_WORK ORDER_: Write out every entry exactly; the pictures do not belong in the copy.

_DATA_:
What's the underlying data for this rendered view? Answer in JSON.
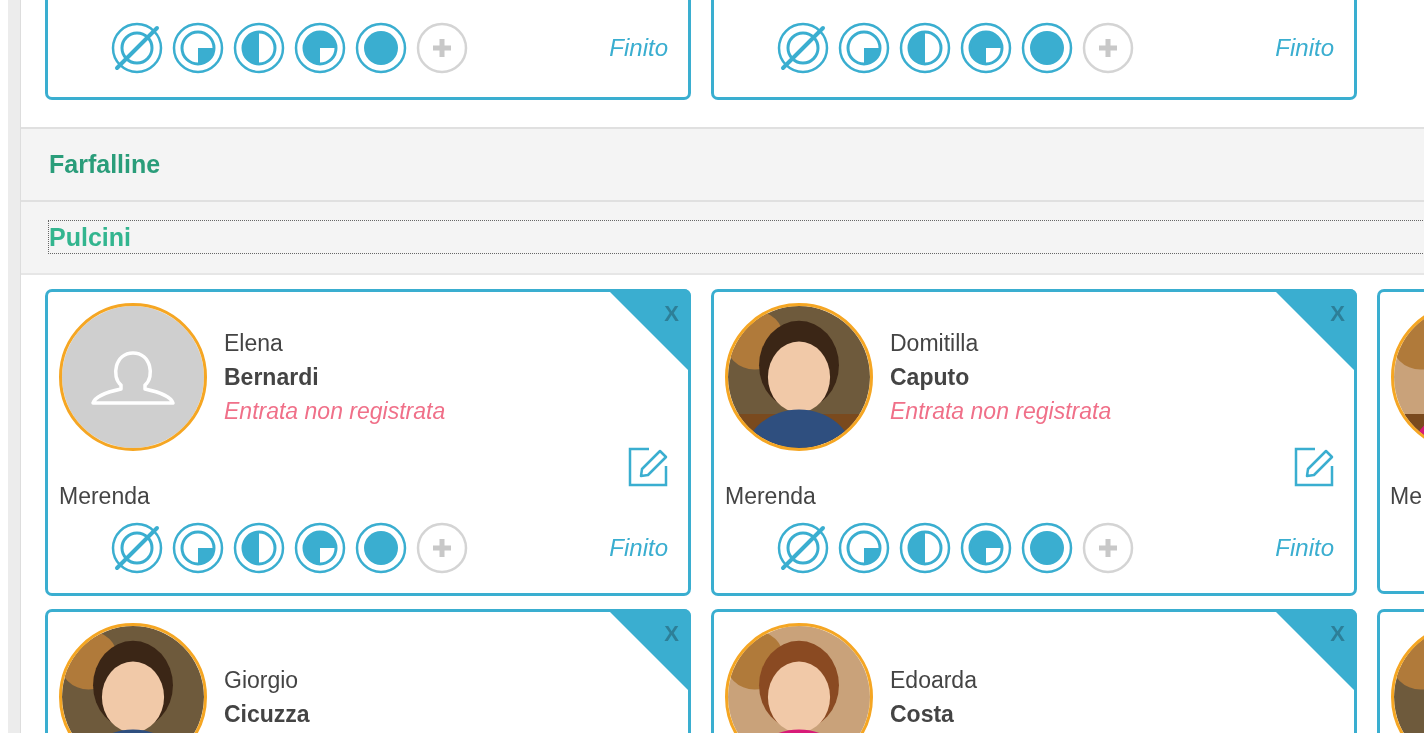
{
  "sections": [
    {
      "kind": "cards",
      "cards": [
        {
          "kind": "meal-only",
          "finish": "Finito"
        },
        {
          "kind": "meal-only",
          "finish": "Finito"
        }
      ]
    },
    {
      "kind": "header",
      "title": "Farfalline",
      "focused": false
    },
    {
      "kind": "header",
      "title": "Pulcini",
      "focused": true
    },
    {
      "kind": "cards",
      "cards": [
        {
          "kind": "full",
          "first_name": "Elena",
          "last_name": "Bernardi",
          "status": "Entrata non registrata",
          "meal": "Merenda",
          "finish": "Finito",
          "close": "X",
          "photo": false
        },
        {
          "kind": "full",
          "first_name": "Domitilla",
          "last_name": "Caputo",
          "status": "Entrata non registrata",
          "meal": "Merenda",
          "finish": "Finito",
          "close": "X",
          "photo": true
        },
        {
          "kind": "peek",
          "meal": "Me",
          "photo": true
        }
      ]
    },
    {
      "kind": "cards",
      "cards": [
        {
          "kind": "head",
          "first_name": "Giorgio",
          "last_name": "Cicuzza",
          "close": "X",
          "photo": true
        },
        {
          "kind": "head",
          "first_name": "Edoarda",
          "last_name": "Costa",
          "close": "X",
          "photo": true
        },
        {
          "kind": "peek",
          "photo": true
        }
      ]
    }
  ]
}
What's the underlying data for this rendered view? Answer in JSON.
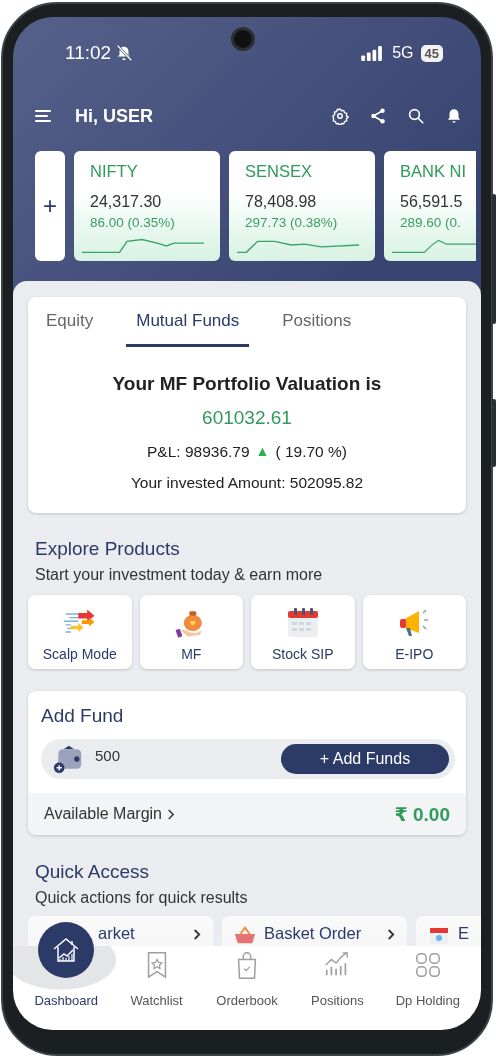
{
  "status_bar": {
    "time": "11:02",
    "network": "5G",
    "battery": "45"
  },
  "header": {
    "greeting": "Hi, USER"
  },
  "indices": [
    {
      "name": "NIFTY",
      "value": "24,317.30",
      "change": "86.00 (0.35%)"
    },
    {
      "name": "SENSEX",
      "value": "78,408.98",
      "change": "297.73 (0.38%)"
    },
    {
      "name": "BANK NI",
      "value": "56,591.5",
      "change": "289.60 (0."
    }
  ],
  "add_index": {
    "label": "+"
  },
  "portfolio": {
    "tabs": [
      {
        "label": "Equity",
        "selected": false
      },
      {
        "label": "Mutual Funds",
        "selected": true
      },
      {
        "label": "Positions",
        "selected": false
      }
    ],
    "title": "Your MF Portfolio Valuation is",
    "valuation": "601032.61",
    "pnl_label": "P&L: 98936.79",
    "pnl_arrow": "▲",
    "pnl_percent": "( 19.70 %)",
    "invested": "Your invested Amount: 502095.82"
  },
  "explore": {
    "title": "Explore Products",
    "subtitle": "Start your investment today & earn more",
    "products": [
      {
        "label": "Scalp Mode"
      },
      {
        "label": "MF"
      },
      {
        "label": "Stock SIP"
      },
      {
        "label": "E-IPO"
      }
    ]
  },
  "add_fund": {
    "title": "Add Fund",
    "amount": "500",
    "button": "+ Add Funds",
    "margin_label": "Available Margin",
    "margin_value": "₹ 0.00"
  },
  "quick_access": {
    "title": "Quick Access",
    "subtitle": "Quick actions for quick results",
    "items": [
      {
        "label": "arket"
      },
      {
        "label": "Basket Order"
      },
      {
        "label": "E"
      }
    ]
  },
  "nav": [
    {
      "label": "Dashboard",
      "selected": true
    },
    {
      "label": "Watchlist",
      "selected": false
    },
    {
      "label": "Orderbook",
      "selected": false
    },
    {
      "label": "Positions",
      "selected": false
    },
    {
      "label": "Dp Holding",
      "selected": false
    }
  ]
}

_SOLUTION BELOW_:
What's the underlying data for this rendered view? Answer in JSON.
{
  "sections": [
    {
      "kind": "cards",
      "cards": [
        {
          "kind": "meal-only",
          "finish": "Finito"
        },
        {
          "kind": "meal-only",
          "finish": "Finito"
        }
      ]
    },
    {
      "kind": "header",
      "title": "Farfalline",
      "focused": false
    },
    {
      "kind": "header",
      "title": "Pulcini",
      "focused": true
    },
    {
      "kind": "cards",
      "cards": [
        {
          "kind": "full",
          "first_name": "Elena",
          "last_name": "Bernardi",
          "status": "Entrata non registrata",
          "meal": "Merenda",
          "finish": "Finito",
          "close": "X",
          "photo": false
        },
        {
          "kind": "full",
          "first_name": "Domitilla",
          "last_name": "Caputo",
          "status": "Entrata non registrata",
          "meal": "Merenda",
          "finish": "Finito",
          "close": "X",
          "photo": true
        },
        {
          "kind": "peek",
          "meal": "Me",
          "photo": true
        }
      ]
    },
    {
      "kind": "cards",
      "cards": [
        {
          "kind": "head",
          "first_name": "Giorgio",
          "last_name": "Cicuzza",
          "close": "X",
          "photo": true
        },
        {
          "kind": "head",
          "first_name": "Edoarda",
          "last_name": "Costa",
          "close": "X",
          "photo": true
        },
        {
          "kind": "peek",
          "photo": true
        }
      ]
    }
  ]
}
What's the underlying data for this rendered view? Answer in JSON.
{
  "status_bar": {
    "time": "11:02",
    "network": "5G",
    "battery": "45"
  },
  "header": {
    "greeting": "Hi, USER"
  },
  "indices": [
    {
      "name": "NIFTY",
      "value": "24,317.30",
      "change": "86.00 (0.35%)"
    },
    {
      "name": "SENSEX",
      "value": "78,408.98",
      "change": "297.73 (0.38%)"
    },
    {
      "name": "BANK NI",
      "value": "56,591.5",
      "change": "289.60 (0."
    }
  ],
  "add_index": {
    "label": "+"
  },
  "portfolio": {
    "tabs": [
      {
        "label": "Equity",
        "selected": false
      },
      {
        "label": "Mutual Funds",
        "selected": true
      },
      {
        "label": "Positions",
        "selected": false
      }
    ],
    "title": "Your MF Portfolio Valuation is",
    "valuation": "601032.61",
    "pnl_label": "P&L: 98936.79",
    "pnl_arrow": "▲",
    "pnl_percent": "( 19.70 %)",
    "invested": "Your invested Amount: 502095.82"
  },
  "explore": {
    "title": "Explore Products",
    "subtitle": "Start your investment today & earn more",
    "products": [
      {
        "label": "Scalp Mode"
      },
      {
        "label": "MF"
      },
      {
        "label": "Stock SIP"
      },
      {
        "label": "E-IPO"
      }
    ]
  },
  "add_fund": {
    "title": "Add Fund",
    "amount": "500",
    "button": "+ Add Funds",
    "margin_label": "Available Margin",
    "margin_value": "₹ 0.00"
  },
  "quick_access": {
    "title": "Quick Access",
    "subtitle": "Quick actions for quick results",
    "items": [
      {
        "label": "arket"
      },
      {
        "label": "Basket Order"
      },
      {
        "label": "E"
      }
    ]
  },
  "nav": [
    {
      "label": "Dashboard",
      "selected": true
    },
    {
      "label": "Watchlist",
      "selected": false
    },
    {
      "label": "Orderbook",
      "selected": false
    },
    {
      "label": "Positions",
      "selected": false
    },
    {
      "label": "Dp Holding",
      "selected": false
    }
  ]
}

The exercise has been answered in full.